Review – Polyphonia, Sweet Violets, Carbon Life – Royal Ballet at Royal Opera House

April 13, 2012

I am a big fan of triple bills, and a big supporter of new ballets, so a chance to see not one, but two new works at the Royal Ballet was not to be turned down. The first piece was by Liam Scarlet, whose choreographic development I’ve been tracking with enthusiasm for the last few years; it had a real advance buzz as a “murder mystery ballet” (what fun!). The second was by Wayne McGregor, whom I admit I’ve been feeling rather cool toward since he blew me off in high diva fashion some years back; advance buzz on his was, er, abstract something, with bonus awesome costumes. And then, well, there was a work by Christopher Wheeldon, whom I’ve got mixed feeling about – I’ve seen many of his works of which there was one hit and many misses; his advance buzz was, however, most positive.

Wheeldon was up first with Polyphonia, set to the initially grating sounds of Ligeti driving couples doing angular, unconnected motions … but the music smoothed out and the partnering became more intimate. My favorite moment was when lovely Sarah Lamb was bent back over her partner’s body and slid underneath his bent knee – I briefly felt fat and inflexible but enjoyed the motion and shape nonetheless.

Next up was Sweet Violet. I’d been told the ballet was hard to get without reading the program notes, but to be honest, even with reading them, I had no idea what was going on. There’s a scene of a murder, a scene of a painter and his model (and some cops or something), a scene at a dance hall, maybe some other scenes, a man all dressed in black, one with a letter … I’m sorry, I lost track. I could not get the narrative to cohere together into anything like what was described in the program, although there were some great moments of spectacle (I loved the bit done with the backstage view of a stage, complete with people in a box watching us – what fun!). I’m not sure how the dance was … my brain was working to hard to try to get things to make sense to actually engage with the movement. And the various female characters were all a blur. It was fun to watch and I enjoyed the music but overall it was a bit too much of a mess to be good.

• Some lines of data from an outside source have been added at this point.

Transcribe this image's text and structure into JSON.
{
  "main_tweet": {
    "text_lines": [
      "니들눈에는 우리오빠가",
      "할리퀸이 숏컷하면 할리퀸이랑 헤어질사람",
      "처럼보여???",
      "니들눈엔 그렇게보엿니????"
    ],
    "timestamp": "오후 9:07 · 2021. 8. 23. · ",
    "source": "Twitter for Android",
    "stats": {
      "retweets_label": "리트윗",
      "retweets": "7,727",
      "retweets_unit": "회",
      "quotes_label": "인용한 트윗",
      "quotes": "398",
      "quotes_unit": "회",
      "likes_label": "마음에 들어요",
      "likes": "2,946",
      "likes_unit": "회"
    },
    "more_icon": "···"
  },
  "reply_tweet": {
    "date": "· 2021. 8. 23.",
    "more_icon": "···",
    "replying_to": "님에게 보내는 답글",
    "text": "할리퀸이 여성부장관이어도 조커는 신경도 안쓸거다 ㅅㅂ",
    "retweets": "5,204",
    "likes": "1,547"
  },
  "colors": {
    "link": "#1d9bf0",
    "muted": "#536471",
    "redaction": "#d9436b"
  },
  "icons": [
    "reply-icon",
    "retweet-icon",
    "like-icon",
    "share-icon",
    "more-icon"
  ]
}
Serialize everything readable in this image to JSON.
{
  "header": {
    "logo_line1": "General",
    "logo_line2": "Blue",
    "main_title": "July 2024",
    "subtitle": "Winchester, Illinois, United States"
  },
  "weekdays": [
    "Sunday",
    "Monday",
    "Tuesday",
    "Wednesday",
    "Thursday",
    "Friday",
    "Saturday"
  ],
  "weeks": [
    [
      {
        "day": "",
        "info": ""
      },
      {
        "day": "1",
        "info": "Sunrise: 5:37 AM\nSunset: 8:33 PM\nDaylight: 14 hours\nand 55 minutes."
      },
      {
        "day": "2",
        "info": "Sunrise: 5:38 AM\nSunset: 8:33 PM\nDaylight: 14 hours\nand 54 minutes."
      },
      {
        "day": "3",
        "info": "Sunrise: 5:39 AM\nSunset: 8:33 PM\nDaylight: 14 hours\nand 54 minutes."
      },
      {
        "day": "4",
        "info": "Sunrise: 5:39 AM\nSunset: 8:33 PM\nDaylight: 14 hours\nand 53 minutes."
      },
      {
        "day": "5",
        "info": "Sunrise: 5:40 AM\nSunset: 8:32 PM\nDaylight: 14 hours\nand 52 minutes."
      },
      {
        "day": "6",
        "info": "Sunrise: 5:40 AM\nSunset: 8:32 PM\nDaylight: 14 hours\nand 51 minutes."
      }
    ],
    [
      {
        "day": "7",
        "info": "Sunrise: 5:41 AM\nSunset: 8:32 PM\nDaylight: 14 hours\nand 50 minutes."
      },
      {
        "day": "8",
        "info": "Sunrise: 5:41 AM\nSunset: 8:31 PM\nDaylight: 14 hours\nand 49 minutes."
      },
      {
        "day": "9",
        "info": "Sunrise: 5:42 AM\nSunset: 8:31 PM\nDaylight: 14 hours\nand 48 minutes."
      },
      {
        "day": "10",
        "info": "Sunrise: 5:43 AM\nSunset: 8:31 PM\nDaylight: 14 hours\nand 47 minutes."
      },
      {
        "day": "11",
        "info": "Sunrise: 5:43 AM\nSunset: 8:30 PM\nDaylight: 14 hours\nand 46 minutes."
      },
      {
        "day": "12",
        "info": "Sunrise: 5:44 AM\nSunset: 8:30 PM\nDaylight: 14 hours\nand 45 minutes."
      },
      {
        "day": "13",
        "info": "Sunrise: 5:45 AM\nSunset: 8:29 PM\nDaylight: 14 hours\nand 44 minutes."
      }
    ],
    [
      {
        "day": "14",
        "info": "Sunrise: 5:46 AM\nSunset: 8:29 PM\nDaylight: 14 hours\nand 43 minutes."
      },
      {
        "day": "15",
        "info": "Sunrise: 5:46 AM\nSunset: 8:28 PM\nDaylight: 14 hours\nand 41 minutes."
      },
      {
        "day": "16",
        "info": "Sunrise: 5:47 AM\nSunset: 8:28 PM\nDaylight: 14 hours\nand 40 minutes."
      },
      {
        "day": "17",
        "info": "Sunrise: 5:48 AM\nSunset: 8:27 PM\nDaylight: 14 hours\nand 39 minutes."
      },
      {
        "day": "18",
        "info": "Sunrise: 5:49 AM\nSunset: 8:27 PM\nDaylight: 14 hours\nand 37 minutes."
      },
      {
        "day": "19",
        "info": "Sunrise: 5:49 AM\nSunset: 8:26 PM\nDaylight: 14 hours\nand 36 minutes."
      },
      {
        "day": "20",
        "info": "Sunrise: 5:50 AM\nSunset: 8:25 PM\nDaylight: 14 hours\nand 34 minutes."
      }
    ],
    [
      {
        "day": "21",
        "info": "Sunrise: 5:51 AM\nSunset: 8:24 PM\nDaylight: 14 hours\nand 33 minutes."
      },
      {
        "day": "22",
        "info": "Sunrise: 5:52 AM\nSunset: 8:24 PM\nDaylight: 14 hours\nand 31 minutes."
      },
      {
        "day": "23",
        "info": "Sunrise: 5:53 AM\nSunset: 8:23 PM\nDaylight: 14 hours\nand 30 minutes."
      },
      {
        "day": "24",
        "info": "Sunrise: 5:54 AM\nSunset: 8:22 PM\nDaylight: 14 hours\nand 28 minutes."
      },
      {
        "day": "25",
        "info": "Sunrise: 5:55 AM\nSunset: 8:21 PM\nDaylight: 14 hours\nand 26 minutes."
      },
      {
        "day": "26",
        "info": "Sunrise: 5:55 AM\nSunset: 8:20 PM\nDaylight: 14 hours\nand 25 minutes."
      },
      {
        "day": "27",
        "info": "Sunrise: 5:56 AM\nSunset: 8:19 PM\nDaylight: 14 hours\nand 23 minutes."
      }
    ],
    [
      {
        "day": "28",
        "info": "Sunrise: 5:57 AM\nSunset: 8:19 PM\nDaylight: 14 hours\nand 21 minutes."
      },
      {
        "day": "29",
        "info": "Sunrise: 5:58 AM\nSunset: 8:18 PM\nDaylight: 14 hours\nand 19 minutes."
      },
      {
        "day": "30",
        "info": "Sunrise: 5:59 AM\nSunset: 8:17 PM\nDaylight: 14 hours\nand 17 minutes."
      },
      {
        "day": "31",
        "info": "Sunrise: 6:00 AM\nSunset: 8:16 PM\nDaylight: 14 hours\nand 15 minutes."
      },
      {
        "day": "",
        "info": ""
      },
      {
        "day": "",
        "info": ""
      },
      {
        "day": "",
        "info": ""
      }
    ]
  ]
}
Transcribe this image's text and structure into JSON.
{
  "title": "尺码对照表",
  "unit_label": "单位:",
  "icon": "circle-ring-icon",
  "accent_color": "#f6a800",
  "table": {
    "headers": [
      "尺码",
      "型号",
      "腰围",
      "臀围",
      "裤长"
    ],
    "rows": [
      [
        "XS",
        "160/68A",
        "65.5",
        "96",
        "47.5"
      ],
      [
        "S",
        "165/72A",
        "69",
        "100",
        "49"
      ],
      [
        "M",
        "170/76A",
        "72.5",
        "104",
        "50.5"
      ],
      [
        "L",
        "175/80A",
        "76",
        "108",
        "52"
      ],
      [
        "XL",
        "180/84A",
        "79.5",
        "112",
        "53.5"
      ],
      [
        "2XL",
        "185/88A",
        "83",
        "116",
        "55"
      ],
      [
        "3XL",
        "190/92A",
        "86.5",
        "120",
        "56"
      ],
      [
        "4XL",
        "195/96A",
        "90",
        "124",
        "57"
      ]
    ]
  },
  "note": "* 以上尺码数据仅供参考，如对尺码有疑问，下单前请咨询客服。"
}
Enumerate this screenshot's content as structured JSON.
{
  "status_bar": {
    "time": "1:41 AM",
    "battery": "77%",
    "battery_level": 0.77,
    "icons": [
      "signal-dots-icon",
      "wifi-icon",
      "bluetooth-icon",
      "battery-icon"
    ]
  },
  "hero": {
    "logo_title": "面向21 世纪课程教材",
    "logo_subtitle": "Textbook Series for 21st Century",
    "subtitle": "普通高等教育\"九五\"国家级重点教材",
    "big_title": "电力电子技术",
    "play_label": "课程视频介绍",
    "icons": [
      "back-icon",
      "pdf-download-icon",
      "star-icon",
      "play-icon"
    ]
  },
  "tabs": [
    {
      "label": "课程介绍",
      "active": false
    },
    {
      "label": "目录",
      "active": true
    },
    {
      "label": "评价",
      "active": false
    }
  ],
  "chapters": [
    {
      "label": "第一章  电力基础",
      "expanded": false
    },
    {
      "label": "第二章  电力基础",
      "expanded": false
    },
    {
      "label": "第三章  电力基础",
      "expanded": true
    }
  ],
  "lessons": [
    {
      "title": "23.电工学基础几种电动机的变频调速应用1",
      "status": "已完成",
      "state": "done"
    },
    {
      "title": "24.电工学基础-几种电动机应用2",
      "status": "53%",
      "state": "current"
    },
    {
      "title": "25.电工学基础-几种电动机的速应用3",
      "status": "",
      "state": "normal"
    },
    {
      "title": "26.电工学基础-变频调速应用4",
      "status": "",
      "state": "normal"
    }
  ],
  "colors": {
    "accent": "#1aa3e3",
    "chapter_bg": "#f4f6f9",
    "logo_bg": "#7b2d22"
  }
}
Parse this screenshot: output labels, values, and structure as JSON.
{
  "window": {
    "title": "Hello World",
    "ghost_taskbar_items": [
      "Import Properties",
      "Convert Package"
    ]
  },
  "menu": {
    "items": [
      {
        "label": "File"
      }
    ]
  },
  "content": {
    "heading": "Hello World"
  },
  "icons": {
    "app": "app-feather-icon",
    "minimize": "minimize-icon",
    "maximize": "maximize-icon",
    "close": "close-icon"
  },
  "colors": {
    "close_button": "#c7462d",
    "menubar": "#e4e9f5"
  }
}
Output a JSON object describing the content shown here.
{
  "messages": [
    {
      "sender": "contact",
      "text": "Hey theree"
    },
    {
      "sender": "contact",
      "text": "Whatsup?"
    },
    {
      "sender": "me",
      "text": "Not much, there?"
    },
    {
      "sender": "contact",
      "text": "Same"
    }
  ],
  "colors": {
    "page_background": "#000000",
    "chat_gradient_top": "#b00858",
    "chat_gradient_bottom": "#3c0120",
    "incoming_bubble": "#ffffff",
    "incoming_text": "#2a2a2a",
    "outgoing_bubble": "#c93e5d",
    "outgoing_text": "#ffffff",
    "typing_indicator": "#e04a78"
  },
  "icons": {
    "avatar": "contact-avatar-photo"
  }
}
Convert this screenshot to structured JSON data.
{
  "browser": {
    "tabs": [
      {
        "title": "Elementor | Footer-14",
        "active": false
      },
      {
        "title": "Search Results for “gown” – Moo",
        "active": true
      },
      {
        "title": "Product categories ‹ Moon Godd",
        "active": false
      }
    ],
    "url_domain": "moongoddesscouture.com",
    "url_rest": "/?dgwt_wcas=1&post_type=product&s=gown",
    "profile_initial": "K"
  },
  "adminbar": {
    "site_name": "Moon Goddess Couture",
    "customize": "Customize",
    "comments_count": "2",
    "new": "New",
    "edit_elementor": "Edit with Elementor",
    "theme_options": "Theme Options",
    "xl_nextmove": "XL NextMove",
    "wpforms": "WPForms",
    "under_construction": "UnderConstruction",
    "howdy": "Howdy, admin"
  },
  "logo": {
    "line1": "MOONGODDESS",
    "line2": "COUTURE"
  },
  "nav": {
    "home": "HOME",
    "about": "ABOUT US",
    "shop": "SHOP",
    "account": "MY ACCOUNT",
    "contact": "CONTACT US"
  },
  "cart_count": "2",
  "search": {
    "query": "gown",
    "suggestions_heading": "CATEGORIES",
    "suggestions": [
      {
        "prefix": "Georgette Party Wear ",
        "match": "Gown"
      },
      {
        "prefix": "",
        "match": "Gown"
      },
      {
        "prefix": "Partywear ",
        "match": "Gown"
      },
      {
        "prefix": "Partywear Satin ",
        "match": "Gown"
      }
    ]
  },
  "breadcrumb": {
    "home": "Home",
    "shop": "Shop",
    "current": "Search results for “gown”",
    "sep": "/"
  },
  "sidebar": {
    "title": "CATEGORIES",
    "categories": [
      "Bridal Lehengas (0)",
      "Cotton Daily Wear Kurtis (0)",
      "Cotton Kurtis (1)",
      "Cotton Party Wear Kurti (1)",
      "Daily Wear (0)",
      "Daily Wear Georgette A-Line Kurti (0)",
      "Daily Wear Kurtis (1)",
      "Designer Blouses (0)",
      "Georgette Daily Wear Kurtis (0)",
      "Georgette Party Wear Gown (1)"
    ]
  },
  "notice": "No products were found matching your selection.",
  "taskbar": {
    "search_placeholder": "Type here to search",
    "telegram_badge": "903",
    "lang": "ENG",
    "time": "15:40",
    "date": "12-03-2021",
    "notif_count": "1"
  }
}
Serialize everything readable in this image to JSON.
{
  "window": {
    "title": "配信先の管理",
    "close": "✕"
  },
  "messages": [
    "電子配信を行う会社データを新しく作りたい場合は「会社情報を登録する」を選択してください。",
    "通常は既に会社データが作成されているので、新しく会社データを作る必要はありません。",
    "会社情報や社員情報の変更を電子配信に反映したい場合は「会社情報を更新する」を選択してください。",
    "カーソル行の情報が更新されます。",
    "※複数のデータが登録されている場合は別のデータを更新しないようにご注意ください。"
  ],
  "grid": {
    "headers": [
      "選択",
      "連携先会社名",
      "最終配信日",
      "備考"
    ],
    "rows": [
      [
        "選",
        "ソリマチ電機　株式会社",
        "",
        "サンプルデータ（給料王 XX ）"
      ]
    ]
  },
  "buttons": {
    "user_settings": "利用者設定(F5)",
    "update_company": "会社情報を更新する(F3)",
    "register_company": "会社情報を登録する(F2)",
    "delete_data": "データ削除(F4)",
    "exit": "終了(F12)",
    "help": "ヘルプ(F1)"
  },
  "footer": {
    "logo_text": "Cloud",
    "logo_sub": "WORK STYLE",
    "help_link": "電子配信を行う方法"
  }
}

We ended with Carbon Life, which I wasn’t actually the least bit excited about given what a steaming pile of poo Live Fire Exercise was and McGregor’s general downward arc over the years. I thought about it during the show, about what had changed in my perception of his work. When I first saw Chroma, I thought, my God, a whole new language for ballet! But now I think, my God, the exact same moves I saw before. It’s a language, but one that seems dedicated to finding 64 ways of saying “snow.”

In the end, though, this was my favorite part of the evening. McGregor is big on collaborating and this time he had some amazing musicians doing great pop songs (did he pick them? because they were cool) live at the back of the stage while the dancers performed in some wild costumes in front. The preview I’d read in Time Out said the dancers basically put ON the costumes over the course of the evening, which was about right; they started practically naked (in black hip-hugger shorts, the women in flesh colored shirts, the men topless and yummy) then came on with the strange clothes, kind of fooling around in them, as it were – with spikey tutu skirts designed to inhibit partnering and stiff, pointy glove things that immobilized arms rather than emphasizing their movement – the costumes were a bit of show in themselves. Ultimately it all came off as a sort of fun dance party. Choreography? I don’t remember any of it. But a good time was had by all. I can only hope it gets remounted in the Floral Hall next time so we can all dance along.

(This review is for a performance that took lace on Thursday, April 12th, 2012. It continues through April 23rd.)